**WHAT IS BEING ASKED:**
Only a number is wanted here: the count of lines in the entries below that contain the word "打开密钥文件路径".

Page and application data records
--

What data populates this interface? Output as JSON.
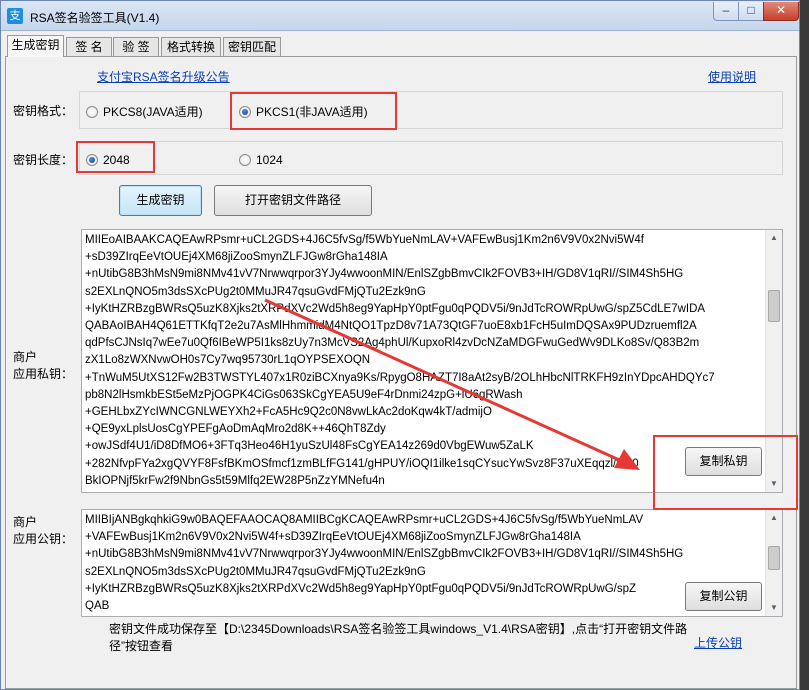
{
  "window": {
    "title": "RSA签名验签工具(V1.4)",
    "controls": {
      "minimize": "–",
      "maximize": "□",
      "close": "✕"
    }
  },
  "tabs": [
    {
      "label": "生成密钥",
      "active": true
    },
    {
      "label": "签 名",
      "active": false
    },
    {
      "label": "验 签",
      "active": false
    },
    {
      "label": "格式转换",
      "active": false
    },
    {
      "label": "密钥匹配",
      "active": false
    }
  ],
  "links": {
    "announcement": "支付宝RSA签名升级公告",
    "manual": "使用说明",
    "upload_public_key": "上传公钥"
  },
  "key_format": {
    "label": "密钥格式：",
    "options": [
      "PKCS8(JAVA适用)",
      "PKCS1(非JAVA适用)"
    ],
    "selected": "PKCS1(非JAVA适用)"
  },
  "key_length": {
    "label": "密钥长度：",
    "options": [
      "2048",
      "1024"
    ],
    "selected": "2048"
  },
  "buttons": {
    "generate": "生成密钥",
    "open_path": "打开密钥文件路径",
    "copy_private": "复制私钥",
    "copy_public": "复制公钥"
  },
  "private_key": {
    "label_line1": "商户",
    "label_line2": "应用私钥：",
    "lines": [
      "MIIEoAIBAAKCAQEAwRPsmr+uCL2GDS+4J6C5fvSg/f5WbYueNmLAV+VAFEwBusj1Km2n6V9V0x2Nvi5W4f",
      "+sD39ZIrqEeVtOUEj4XM68jiZooSmynZLFJGw8rGha148IA",
      "+nUtibG8B3hMsN9mi8NMv41vV7Nrwwqrpor3YJy4wwoonMIN/EnlSZgbBmvCIk2FOVB3+IH/GD8V1qRI//SIM4Sh5HG",
      "s2EXLnQNO5m3dsSXcPUg2t0MMuJR47qsuGvdFMjQTu2Ezk9nG",
      "+IyKtHZRBzgBWRsQ5uzK8Xjks2tXRPdXVc2Wd5h8eg9YapHpY0ptFgu0qPQDV5i/9nJdTcROWRpUwG/spZ5CdLE7wIDA",
      "QABAoIBAH4Q61ETTKfqT2e2u7AsMlHhmmidM4NtQO1TpzD8v71A73QtGF7uoE8xb1FcH5uImDQSAx9PUDzruemfl2A",
      "qdPfsCJNsIq7wEe7u0Qf6IBeWP5I1ks8zUy7n3McVS2Ag4phUl/KupxoRl4zvDcNZaMDGFwuGedWv9DLKo8Sv/Q83B2m",
      "zX1Lo8zWXNvwOH0s7Cy7wq95730rL1qOYPSEXOQN",
      "+TnWuM5UtXS12Fw2B3TWSTYL407x1R0ziBCXnya9Ks/RpygO8HAZT7I8aAt2syB/2OLhHbcNlTRKFH9zInYDpcAHDQYc7",
      "pb8N2lHsmkbESt5eMzPjOGPK4CiGs063SkCgYEA5U9eF4rDnmi24zpG+lU6gRWash",
      "+GEHLbxZYcIWNCGNLWEYXh2+FcA5Hc9Q2c0N8vwLkAc2doKqw4kT/admijO",
      "+QE9yxLplsUosCgYPEFgAoDmAqMro2d8K++46QhT8Zdy",
      "+owJSdf4U1/iD8DfMO6+3FTq3Heo46H1yuSzUl48FsCgYEA14z269d0VbgEWuw5ZaLK",
      "+282NfvpFYa2xgQVYF8FsfBKmOSfmcf1zmBLfFG141/gHPUY/iOQI1ilke1sqCYsucYwSvz8F37uXEqqzl/f950",
      "BkIOPNjf5krFw2f9NbnGs5t59Mlfq2EW28P5nZzYMNefu4n"
    ]
  },
  "public_key": {
    "label_line1": "商户",
    "label_line2": "应用公钥：",
    "lines": [
      "MIIBIjANBgkqhkiG9w0BAQEFAAOCAQ8AMIIBCgKCAQEAwRPsmr+uCL2GDS+4J6C5fvSg/f5WbYueNmLAV",
      "+VAFEwBusj1Km2n6V9V0x2Nvi5W4f+sD39ZIrqEeVtOUEj4XM68jiZooSmynZLFJGw8rGha148IA",
      "+nUtibG8B3hMsN9mi8NMv41vV7Nrwwqrpor3YJy4wwoonMIN/EnlSZgbBmvCIk2FOVB3+IH/GD8V1qRI//SIM4Sh5HG",
      "s2EXLnQNO5m3dsSXcPUg2t0MMuJR47qsuGvdFMjQTu2Ezk9nG",
      "+IyKtHZRBzgBWRsQ5uzK8Xjks2tXRPdXVc2Wd5h8eg9YapHpY0ptFgu0qPQDV5i/9nJdTcROWRpUwG/spZ",
      "QAB"
    ]
  },
  "status": {
    "message": "密钥文件成功保存至【D:\\2345Downloads\\RSA签名验签工具windows_V1.4\\RSA密钥】,点击“打开密钥文件路径”按钮查看"
  },
  "colors": {
    "annotation_red": "#e53935",
    "link_blue": "#0a3eb8"
  }
}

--

**SOLUTION TO THE EXERCISE:**
2